The way in which we consume video games hasn’t really changed that much since their inception in the 1970s. While the arcades of old may not be prosperous like they once were, there are still places where you can throw some change into a cabinet and play your favourite title, such as Ms. Pac-Man or Galaga. Similarly, game cartridges have all but been replaced by discs (be they optical, Blu-ray, or something similar) and digital downloads. Those minor changes aside, most of us are still playing said games using controllers of some kind, and the point more often than not is to either finish the campaign or achieve a high score.
What has changed drastically, however, is the mainstream view of video games. They’re no longer reserved for “nerds” or “geeks” without social lives?quite the opposite, in fact, as most titles encourage or, in some cases, require you to play with others. Not only that, but there have been an influx of studies proving that video games are actually good for you?especially your brain.
Last month, Science 20 posted an article that outlines exactly why it’s been found that games are being found to improve brain function. The writer touched on how games can be used in therapeutic and educational ways (more on the latter a bit later) in addition to increasing your ability for spatial visualization. What that last part means is that gamers tend to be better at seeing how they could move 2D and 3D objects in their heads.
While that information had already been reported by previous research, Science 20 pointed to a more recent study. It tasked one group with playing only action-heavy games (such as Call of Duty) against a group only playing more relaxed games (such as The Sims). The outcome was that playing the more fast-paced games “influences performance in perception, attention, and cognition.” In other words, the group members who played first-person shooters and other action-oriented titles performed tasks at a quicker rate and were better at recognising and finishing them than their peers.
What’s of particular interest in regards to studies of gamers is that this isn’t the first of its kind, something Science 20 mentioned several times in their piece. Beyond that, though, there have been studies of other games that have proven similar positives for your brainpower: games, of all kinds, are good for you (in moderation, of course).

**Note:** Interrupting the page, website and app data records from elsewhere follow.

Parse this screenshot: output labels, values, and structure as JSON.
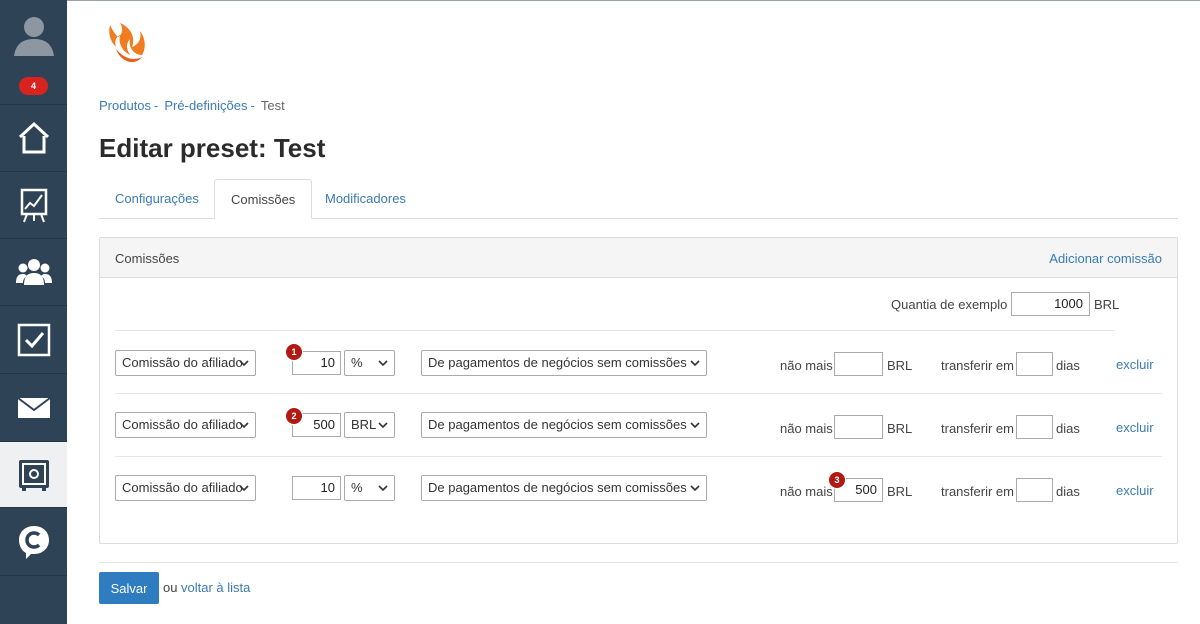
{
  "sidebar": {
    "badge": "4",
    "items": [
      {
        "icon": "user-avatar-icon"
      },
      {
        "icon": "home-icon"
      },
      {
        "icon": "chart-board-icon"
      },
      {
        "icon": "users-group-icon"
      },
      {
        "icon": "checkbox-icon"
      },
      {
        "icon": "mail-icon"
      },
      {
        "icon": "safe-settings-icon",
        "active": true
      },
      {
        "icon": "chat-c-icon"
      }
    ]
  },
  "breadcrumb": {
    "items": [
      "Produtos",
      "Pré-definições"
    ],
    "separator": "-",
    "current": "Test"
  },
  "page_title": "Editar preset: Test",
  "tabs": [
    {
      "label": "Configurações"
    },
    {
      "label": "Comissões",
      "active": true
    },
    {
      "label": "Modificadores"
    }
  ],
  "panel": {
    "title": "Comissões",
    "action": "Adicionar comissão",
    "example_label": "Quantia de exemplo",
    "example_value": "1000",
    "example_currency": "BRL"
  },
  "rows": [
    {
      "type": "Comissão do afiliado",
      "marker": "1",
      "value": "10",
      "unit": "%",
      "source": "De pagamentos de negócios sem comissões",
      "max_label": "não mais",
      "max_value": "",
      "max_currency": "BRL",
      "transfer_label": "transferir em",
      "transfer_value": "",
      "days_label": "dias",
      "delete": "excluir"
    },
    {
      "type": "Comissão do afiliado",
      "marker": "2",
      "value": "500",
      "unit": "BRL",
      "source": "De pagamentos de negócios sem comissões",
      "max_label": "não mais",
      "max_value": "",
      "max_currency": "BRL",
      "transfer_label": "transferir em",
      "transfer_value": "",
      "days_label": "dias",
      "delete": "excluir"
    },
    {
      "type": "Comissão do afiliado",
      "marker": "3",
      "value": "10",
      "unit": "%",
      "source": "De pagamentos de negócios sem comissões",
      "max_label": "não mais",
      "max_value": "500",
      "max_currency": "BRL",
      "transfer_label": "transferir em",
      "transfer_value": "",
      "days_label": "dias",
      "delete": "excluir"
    }
  ],
  "footer": {
    "save": "Salvar",
    "or": "ou",
    "back": "voltar à lista"
  },
  "colors": {
    "sidebar": "#2e4356",
    "accent": "#2f7dc0",
    "link": "#3a7bb3",
    "badge": "#d9231e",
    "logo": "#f07b21"
  }
}
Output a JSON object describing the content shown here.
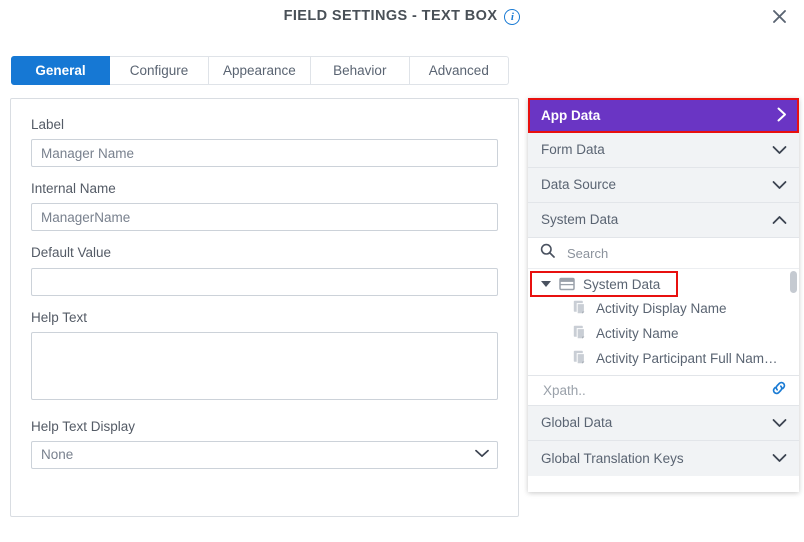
{
  "header": {
    "title": "FIELD SETTINGS - TEXT BOX",
    "info_icon": "info-icon",
    "close_icon": "close-icon"
  },
  "tabs": [
    {
      "label": "General",
      "active": true
    },
    {
      "label": "Configure",
      "active": false
    },
    {
      "label": "Appearance",
      "active": false
    },
    {
      "label": "Behavior",
      "active": false
    },
    {
      "label": "Advanced",
      "active": false
    }
  ],
  "form": {
    "label_field": {
      "label": "Label",
      "value": "Manager Name"
    },
    "internal_name": {
      "label": "Internal Name",
      "value": "ManagerName"
    },
    "default_value": {
      "label": "Default Value",
      "value": ""
    },
    "help_text": {
      "label": "Help Text",
      "value": ""
    },
    "help_text_display": {
      "label": "Help Text Display",
      "value": "None"
    }
  },
  "data_panel": {
    "sections": [
      {
        "label": "App Data",
        "chevron": "chevron-right-icon",
        "highlighted": true
      },
      {
        "label": "Form Data",
        "chevron": "chevron-down-icon",
        "highlighted": false
      },
      {
        "label": "Data Source",
        "chevron": "chevron-down-icon",
        "highlighted": false
      },
      {
        "label": "System Data",
        "chevron": "chevron-up-icon",
        "highlighted": false
      }
    ],
    "search": {
      "placeholder": "Search",
      "value": "",
      "icon": "search-icon"
    },
    "tree": {
      "root": {
        "label": "System Data",
        "icon": "table-icon",
        "expanded": true,
        "highlighted": true
      },
      "children": [
        {
          "label": "Activity Display Name",
          "icon": "document-icon"
        },
        {
          "label": "Activity Name",
          "icon": "document-icon"
        },
        {
          "label": "Activity Participant Full Nam…",
          "icon": "document-icon"
        }
      ]
    },
    "xpath": {
      "placeholder": "Xpath..",
      "value": "",
      "icon": "link-icon"
    },
    "footer_sections": [
      {
        "label": "Global Data",
        "chevron": "chevron-down-icon"
      },
      {
        "label": "Global Translation Keys",
        "chevron": "chevron-down-icon"
      }
    ]
  },
  "colors": {
    "accent_blue": "#1678d4",
    "accent_purple": "#6a35c4",
    "highlight_red": "#e8100f",
    "link_blue": "#1a7bd4"
  }
}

For example, seven years ago, the New York Times reported on a Harvard Law School professor who started a poker club to showcase the card game’s educational benefits. Most notably, they argued that it “can be an effective teaching tool, whether for middle school math or in business and law classes.” It’s a valid point, especially when you look at the varying game types and rules?you can check out how to play here, if you’re unfamiliar. Studying the game’s odds, outcomes, and rules can lead to better performance in numbers-heavy scenarios while actually playing poker can improve how you comprehend probability along with how you interact with others on a social level (whether it’s online or in person).
Let it be known, then, that gaming is not the cultural black hole that some make it out to be. In addition to simply being a great form of entertainment, there is plenty of educational value lurking within the games we play. Thankfully some people (namely researchers) have begun to look into it.